Moose said: “Don’t get used to it.”
As a joke I started doing that thing some baseball fans do: “Y’know, I was a pretty good ballplayer in high school.” (Actually, I wasn’t. I played football not baseball, but that’s another story.) Mike laughed and said: “It’s a jungle out here, Lee, you don’t want any part of it” and then wandered off to find more people to hug.
Eric Hosmer walked by and asked if I had my passport. I do.
Luke Hochevar and I talked about the bad old days — when the Royals were losing and Luke was getting booed — and how awesome it was to see the team turn around and bring a city together.
I asked Lorenzo Cain if he’d found the bat yet; Lorenzo hasn’t been satisfied with his game bat for some time and has been looking for one he likes.
Lorenzo said no, but the bat he used on Wednesday had “found the triangle.” The LoCain Triangle is behind the second baseman and between the right and centerfielders. Lorenzo dumps a bunch of softly-hit balls in there and that keeps his average up.
We then agreed if the bat was lucky, it didn’t have to be a great bat. You just keep using it as long as you’re lucky with it.
Later I met Rusty Kuntz’s wife and during the conversation she mentioned that she was the one that cuts Rusty’s hair, and he needs a haircut but won’t get one while the team is winning.
And that brings us to you, the fans.
For God’s sake, don’t jinx them
According to baseball superstition, whenever you’re going good you don’t change anything.
You don’t know why you’re going good — it might be a new bat, your haircut or what you ate for lunch — and since you don’t know what is working, you keep doing everything the same.
When the Royals had that amazing eighth-inning rally on Monday, I was watching the game with other Star employees. Some people started to get up to leave and I told them to sit back down; the Royals had a rally going and you don’t screw around with a rally.
When I told that story to Hochevar he nodded approvingly. He liked that I was doing what I could to help the Royals win.
So now it’s on you: the Kansas City Royals fans.
Whatever you did on Wednesday — the way you drove to work, what you ate for lunch, the shirt you decided to wear — you have to do again on Friday. If you don’t, you might jinx the team. I don’t know for sure you’d jinx the team, but why take the chance?

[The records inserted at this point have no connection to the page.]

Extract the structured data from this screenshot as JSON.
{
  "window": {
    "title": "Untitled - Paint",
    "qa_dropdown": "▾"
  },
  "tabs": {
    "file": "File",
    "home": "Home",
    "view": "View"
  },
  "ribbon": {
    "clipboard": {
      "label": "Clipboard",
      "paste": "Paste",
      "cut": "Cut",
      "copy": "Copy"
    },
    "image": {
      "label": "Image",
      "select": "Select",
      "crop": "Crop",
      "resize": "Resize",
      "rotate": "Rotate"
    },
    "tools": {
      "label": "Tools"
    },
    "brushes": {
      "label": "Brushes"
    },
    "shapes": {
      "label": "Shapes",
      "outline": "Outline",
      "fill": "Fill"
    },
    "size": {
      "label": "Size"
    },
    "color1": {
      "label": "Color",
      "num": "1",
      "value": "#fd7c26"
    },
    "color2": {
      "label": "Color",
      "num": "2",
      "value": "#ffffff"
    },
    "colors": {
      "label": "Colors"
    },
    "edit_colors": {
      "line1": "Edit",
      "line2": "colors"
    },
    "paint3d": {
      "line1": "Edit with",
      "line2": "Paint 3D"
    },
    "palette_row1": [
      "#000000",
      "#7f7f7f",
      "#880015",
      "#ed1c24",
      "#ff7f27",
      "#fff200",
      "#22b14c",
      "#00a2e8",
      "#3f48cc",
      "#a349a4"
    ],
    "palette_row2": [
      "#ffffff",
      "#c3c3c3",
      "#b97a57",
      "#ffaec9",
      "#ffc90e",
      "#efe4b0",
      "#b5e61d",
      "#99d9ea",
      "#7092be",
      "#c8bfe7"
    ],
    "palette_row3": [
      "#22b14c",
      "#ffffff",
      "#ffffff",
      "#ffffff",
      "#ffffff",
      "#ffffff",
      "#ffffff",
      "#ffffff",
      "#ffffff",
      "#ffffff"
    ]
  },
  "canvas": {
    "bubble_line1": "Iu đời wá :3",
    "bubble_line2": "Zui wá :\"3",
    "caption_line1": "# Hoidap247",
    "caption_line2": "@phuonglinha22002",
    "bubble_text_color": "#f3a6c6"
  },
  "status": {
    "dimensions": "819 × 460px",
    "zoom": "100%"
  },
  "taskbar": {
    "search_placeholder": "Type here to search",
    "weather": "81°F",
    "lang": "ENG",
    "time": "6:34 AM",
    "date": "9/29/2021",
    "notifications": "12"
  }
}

If you’re a real Royals fan you do everything the same; do not deviate from Wednesday’s pattern.
Now if you’ll excuse me, I’ve got a wet golf shirt to put on.